Despite that, Amtrak ridership has been on a near-steady uptick since 2004, reaching more than 240,000 boardings and alightings in 2012, the most recent data reported in the plan. That's among the three highest years since 1989.
Expanding service would require a joint effort among Amtrak, freight line operators, and state and local governments. It's complex but not impossible, as the city of Roanoke, Virginia, has recently proven.
That city, founded essentially as a railroad stop in the 19th century, will reintroduce passenger train service in 2017 after a $90 million project to extend the line along an existing freight corridor. The city has not had active passenger service since the 1980s, said city manager Chris Morrill.
The service will connect the mountainous city near the state's western border with Lynchburg, 50 miles away, from which passengers can travel to Washington, D.C., Baltimore, Philadelphia and other points north.
"Like Greenville, we're building more of a tourism destination," Morrill said. "Folks from D.C. can hop on the train on Friday with their bikes and get right off in downtown Roanoke."
For business or leisure travelers, it'll be about a four-hour ride to Washington, about the same as by car but with on-board Wi-Fi service and without traffic delays.
The project requires extensive upgrades to existing freight railroad lines and the installation in some places of new track, as well as the construction of a passenger platform and other infrastructure improvements.
"Coal doesn't complain when it gets jostled around," Morrill said.
A representative for Norfolk Southern said upgrading freight lines to carry higher-speed passenger trains is a costly process that typically requires the involvement of state governments.
The majority of the Roanoke project is being funded by the state of Virginia, which made expanding rail service a legislative priority in 2009.
South Carolina currently provides no funding for rail projects, according to the Statewide Rail Plan.
"The nature of the congestion levels that you may have in certain areas of Virginia and North Carolina, as well as the population and population densities in some of the urban centers, lends itself to being a little further along with respect to mobility choices and rail, but we're well on our way here in South Carolina," said Frate, the state Department of Transportation official.
Trains, he said, can alleviate current and projected congestion on interstates and highways and can contribute to economic development growth.

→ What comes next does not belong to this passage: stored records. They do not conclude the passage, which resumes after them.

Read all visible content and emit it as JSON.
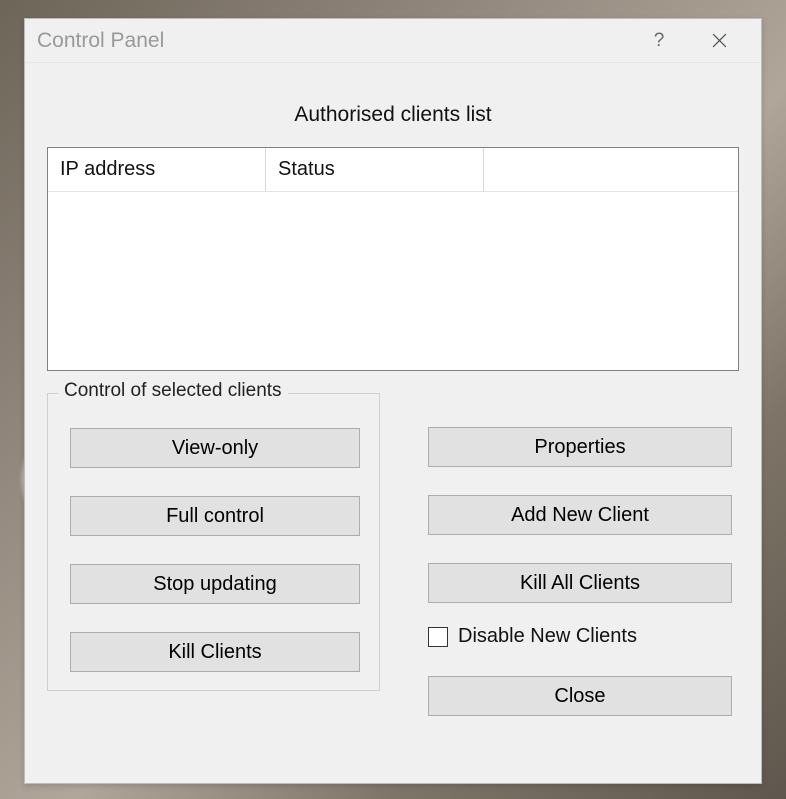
{
  "title": "Control Panel",
  "sectionTitle": "Authorised clients list",
  "columns": {
    "ip": "IP address",
    "status": "Status"
  },
  "group": {
    "legend": "Control of selected clients",
    "viewOnly": "View-only",
    "fullControl": "Full control",
    "stopUpdating": "Stop updating",
    "killClients": "Kill Clients"
  },
  "right": {
    "properties": "Properties",
    "addNew": "Add New Client",
    "killAll": "Kill All Clients",
    "disableNew": "Disable New Clients",
    "close": "Close"
  }
}
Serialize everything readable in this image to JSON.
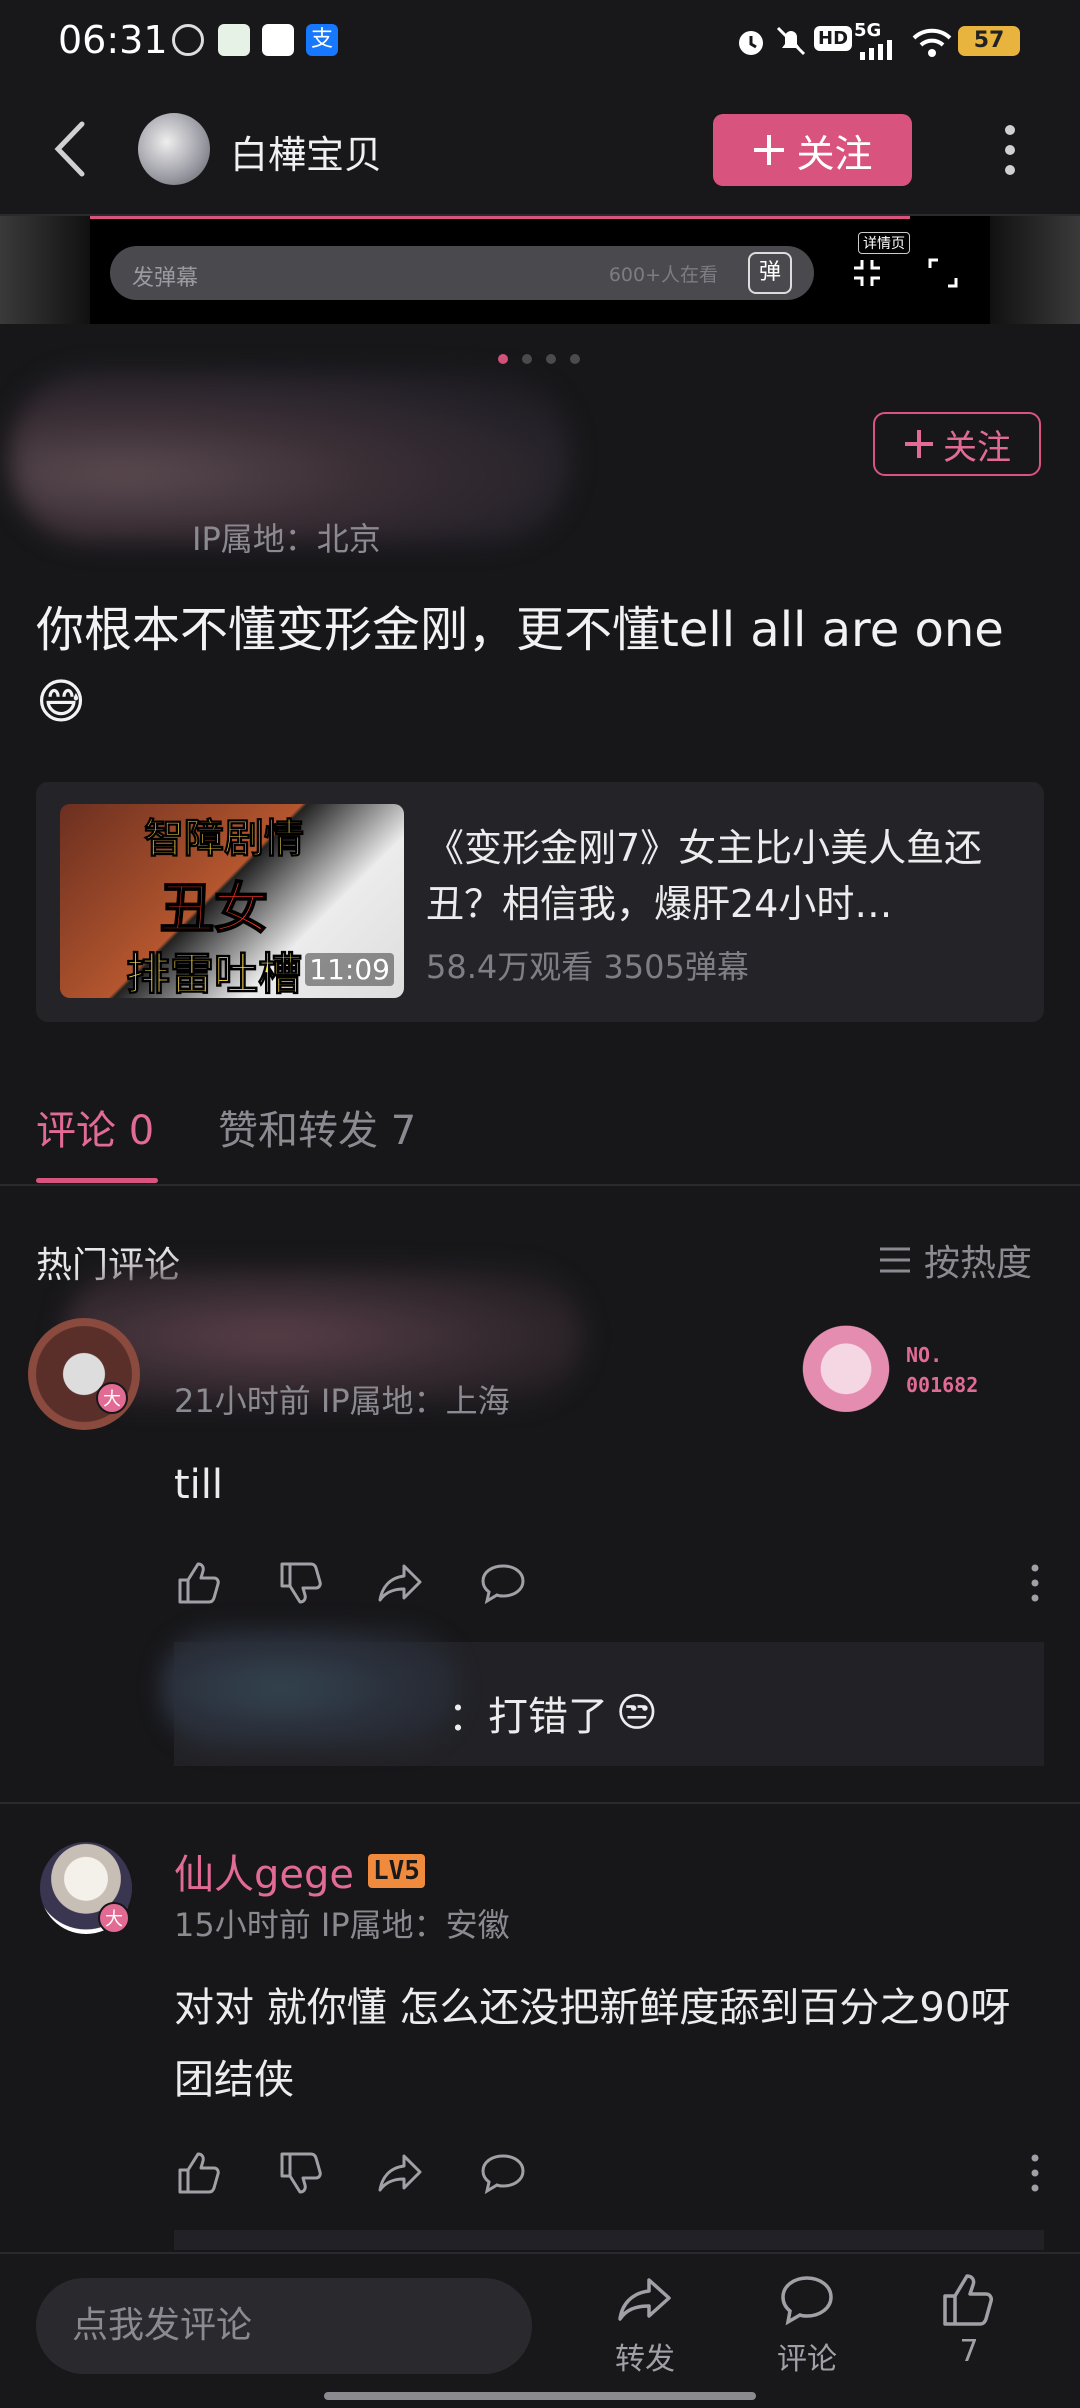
{
  "status_bar": {
    "time": "06:31",
    "network": "5G",
    "hd": "HD",
    "battery": "57"
  },
  "header": {
    "username": "白樺宝贝",
    "follow_label": "关注"
  },
  "video": {
    "danmaku_placeholder": "发弹幕",
    "online": "600+人在看",
    "danmaku_button": "弹",
    "detail_label": "详情页"
  },
  "post": {
    "follow_label": "关注",
    "ip_location": "IP属地：北京",
    "text": "你根本不懂变形金刚，更不懂tell all are one 😅",
    "link": {
      "thumb_line1": "智障剧情",
      "thumb_line2": "丑女",
      "thumb_line3": "排雷吐槽",
      "duration": "11:09",
      "title": "《变形金刚7》女主比小美人鱼还丑？相信我，爆肝24小时…",
      "stats": "58.4万观看 3505弹幕"
    }
  },
  "tabs": {
    "comments": "评论 0",
    "likes_reposts": "赞和转发 7"
  },
  "comments_section": {
    "hot_label": "热门评论",
    "sort_label": "按热度"
  },
  "comments": [
    {
      "vip_badge": "大",
      "meta": "21小时前 IP属地：上海",
      "badge_line1": "NO.",
      "badge_line2": "001682",
      "text": "till",
      "reply_text": "：打错了",
      "reply_emoji": "😒"
    },
    {
      "name": "仙人gege",
      "level": "LV5",
      "vip_badge": "大",
      "meta": "15小时前 IP属地：安徽",
      "text": "对对 就你懂 怎么还没把新鲜度舔到百分之90呀 团结侠"
    }
  ],
  "bottom_bar": {
    "input_placeholder": "点我发评论",
    "repost_label": "转发",
    "comment_label": "评论",
    "like_count": "7"
  },
  "colors": {
    "accent": "#d8547f",
    "background": "#17171a",
    "muted_text": "#8a8a90"
  }
}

"The value is always in providing mobility choices, both for South Carolina citizens as well as for tourists and visitors to the state," he said.
A representative for Amtrak said there are no current plans to expand service in the state.